• **WORK ITEM**: Would you please copy every line from the records that contains the word "icon"?

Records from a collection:
********

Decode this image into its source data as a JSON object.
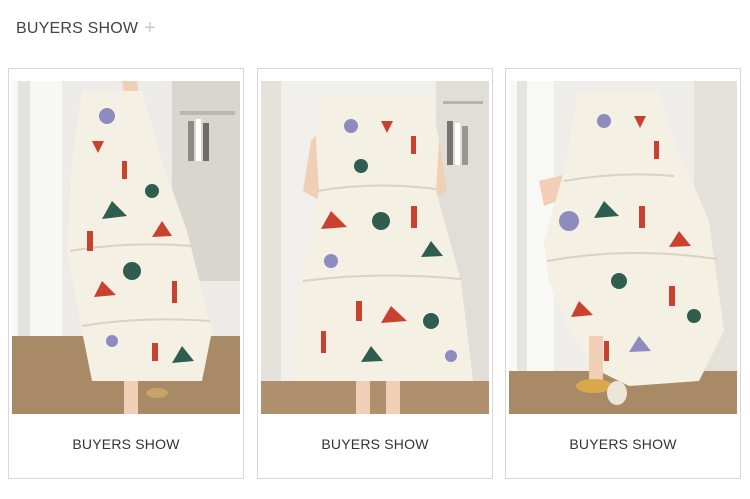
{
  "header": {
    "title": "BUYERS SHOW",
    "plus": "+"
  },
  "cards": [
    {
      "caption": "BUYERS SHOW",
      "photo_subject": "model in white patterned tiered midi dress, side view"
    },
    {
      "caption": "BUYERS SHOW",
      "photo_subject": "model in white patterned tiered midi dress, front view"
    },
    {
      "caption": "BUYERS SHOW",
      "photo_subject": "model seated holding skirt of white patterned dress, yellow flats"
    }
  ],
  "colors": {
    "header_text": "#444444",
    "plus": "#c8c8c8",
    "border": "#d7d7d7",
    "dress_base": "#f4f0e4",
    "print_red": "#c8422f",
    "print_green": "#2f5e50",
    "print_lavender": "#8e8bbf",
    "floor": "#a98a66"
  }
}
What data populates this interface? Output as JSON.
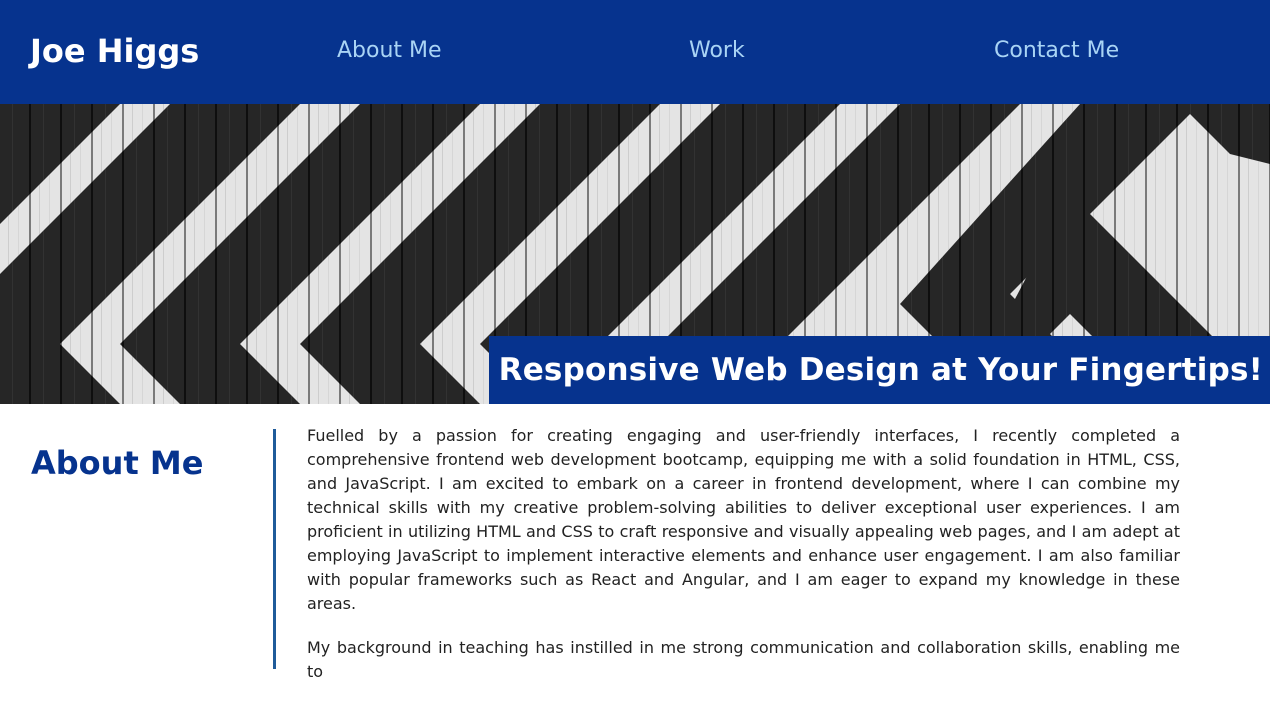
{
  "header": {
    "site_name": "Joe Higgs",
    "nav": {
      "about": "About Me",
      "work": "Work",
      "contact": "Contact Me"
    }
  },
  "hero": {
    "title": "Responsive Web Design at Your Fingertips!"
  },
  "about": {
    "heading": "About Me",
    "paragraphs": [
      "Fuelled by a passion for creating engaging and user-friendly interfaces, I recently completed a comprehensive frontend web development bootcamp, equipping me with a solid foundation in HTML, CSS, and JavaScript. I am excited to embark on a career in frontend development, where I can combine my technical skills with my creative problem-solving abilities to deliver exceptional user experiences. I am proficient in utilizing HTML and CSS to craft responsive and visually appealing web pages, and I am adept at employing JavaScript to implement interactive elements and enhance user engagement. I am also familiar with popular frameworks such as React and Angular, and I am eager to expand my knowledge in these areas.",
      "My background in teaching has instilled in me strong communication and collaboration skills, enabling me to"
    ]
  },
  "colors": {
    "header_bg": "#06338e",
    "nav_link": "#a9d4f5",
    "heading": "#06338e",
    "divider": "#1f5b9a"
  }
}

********

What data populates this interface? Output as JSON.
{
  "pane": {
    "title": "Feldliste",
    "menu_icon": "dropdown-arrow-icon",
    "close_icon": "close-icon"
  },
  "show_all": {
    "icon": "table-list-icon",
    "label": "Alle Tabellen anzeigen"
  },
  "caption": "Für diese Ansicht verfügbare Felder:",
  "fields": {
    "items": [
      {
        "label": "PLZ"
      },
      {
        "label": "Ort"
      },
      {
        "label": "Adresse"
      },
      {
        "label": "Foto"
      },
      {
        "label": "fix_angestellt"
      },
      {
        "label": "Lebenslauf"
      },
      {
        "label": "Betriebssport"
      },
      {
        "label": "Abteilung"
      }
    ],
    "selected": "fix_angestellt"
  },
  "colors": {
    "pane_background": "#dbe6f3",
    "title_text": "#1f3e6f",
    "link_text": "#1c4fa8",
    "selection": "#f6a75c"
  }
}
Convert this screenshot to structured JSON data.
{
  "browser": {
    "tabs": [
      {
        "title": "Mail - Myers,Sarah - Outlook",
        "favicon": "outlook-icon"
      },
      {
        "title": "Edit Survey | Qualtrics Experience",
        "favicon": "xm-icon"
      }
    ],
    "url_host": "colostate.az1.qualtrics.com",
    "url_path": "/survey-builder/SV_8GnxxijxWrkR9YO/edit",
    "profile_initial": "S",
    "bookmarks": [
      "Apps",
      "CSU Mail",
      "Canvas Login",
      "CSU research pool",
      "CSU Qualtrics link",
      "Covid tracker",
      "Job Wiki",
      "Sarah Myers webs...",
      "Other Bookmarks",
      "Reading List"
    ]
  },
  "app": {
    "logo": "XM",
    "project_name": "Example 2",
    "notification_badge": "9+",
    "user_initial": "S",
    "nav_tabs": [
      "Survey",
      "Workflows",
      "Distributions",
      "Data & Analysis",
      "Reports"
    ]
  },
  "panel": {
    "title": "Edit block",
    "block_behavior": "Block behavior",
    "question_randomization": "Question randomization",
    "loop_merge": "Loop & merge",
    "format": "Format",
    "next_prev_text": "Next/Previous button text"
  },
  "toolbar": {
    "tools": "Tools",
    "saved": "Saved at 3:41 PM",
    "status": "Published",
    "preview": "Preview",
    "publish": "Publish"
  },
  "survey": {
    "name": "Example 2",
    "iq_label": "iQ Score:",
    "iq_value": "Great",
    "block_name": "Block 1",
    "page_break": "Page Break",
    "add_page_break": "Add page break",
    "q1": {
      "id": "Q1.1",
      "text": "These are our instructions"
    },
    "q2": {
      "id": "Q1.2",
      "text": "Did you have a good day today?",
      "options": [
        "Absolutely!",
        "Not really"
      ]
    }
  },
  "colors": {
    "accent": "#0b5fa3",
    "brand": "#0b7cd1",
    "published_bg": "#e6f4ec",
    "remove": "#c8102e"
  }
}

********

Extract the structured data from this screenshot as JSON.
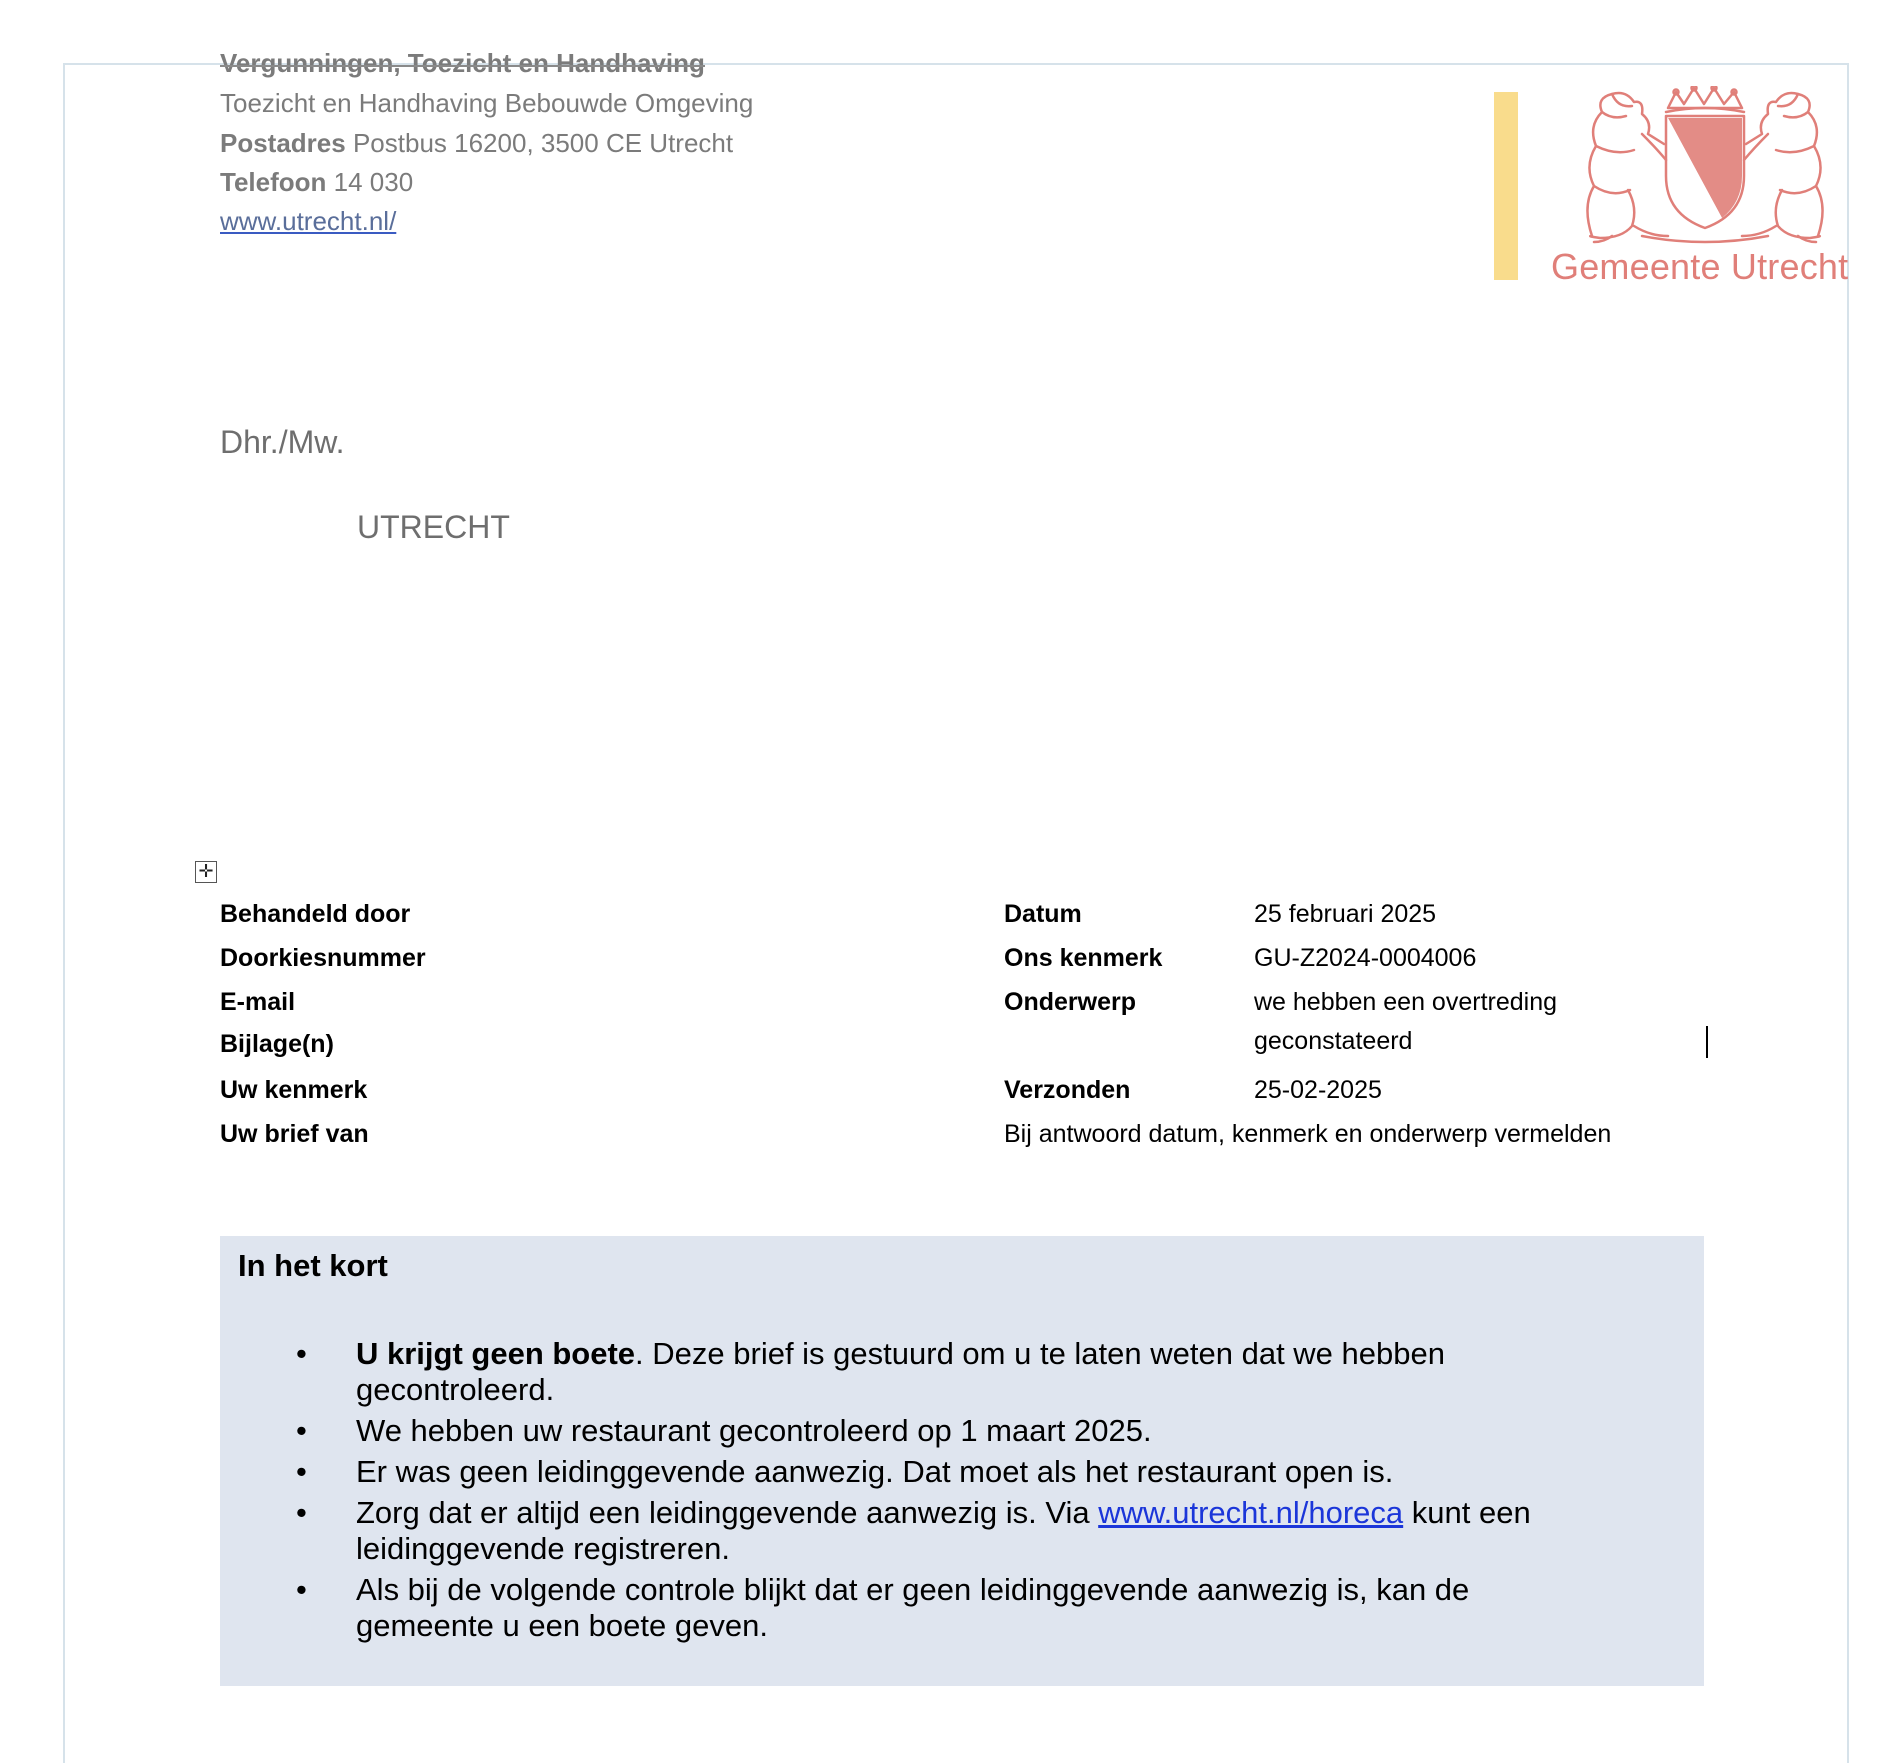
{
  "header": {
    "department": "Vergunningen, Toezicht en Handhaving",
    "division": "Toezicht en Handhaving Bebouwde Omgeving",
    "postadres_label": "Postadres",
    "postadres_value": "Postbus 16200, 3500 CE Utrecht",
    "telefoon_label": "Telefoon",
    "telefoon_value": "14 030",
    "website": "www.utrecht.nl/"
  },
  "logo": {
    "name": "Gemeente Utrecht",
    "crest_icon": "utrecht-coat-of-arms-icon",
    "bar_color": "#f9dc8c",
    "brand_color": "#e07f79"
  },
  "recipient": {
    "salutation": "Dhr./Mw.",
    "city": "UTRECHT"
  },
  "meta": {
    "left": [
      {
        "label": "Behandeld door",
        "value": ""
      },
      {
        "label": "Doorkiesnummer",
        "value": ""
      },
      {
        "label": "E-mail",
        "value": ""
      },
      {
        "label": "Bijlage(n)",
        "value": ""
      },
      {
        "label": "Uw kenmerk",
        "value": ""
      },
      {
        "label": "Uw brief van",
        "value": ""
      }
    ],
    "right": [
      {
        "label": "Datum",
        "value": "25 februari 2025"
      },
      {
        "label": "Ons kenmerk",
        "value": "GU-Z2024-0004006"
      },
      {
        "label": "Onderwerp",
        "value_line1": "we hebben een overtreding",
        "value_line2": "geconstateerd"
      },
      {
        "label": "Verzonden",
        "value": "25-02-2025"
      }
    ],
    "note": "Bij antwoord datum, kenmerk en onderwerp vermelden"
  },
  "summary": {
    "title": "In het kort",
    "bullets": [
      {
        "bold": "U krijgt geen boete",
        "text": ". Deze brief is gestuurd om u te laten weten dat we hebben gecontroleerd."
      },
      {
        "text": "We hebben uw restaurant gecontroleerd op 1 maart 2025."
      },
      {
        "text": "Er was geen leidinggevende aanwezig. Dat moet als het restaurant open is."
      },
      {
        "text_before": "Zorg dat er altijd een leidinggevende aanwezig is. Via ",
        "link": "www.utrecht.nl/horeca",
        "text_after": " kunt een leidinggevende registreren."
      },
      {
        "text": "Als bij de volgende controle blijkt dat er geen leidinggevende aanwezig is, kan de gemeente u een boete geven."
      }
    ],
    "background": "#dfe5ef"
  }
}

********

• **ANSWER SPACE**:
    "menu_icon": "dropdown-arrow-icon",
    "close_icon": "close-icon"
    "icon": "table-list-icon",
        "favicon": "outlook-icon"
        "favicon": "xm-icon"
    "crest_icon": "utrecht-coat-of-arms-icon",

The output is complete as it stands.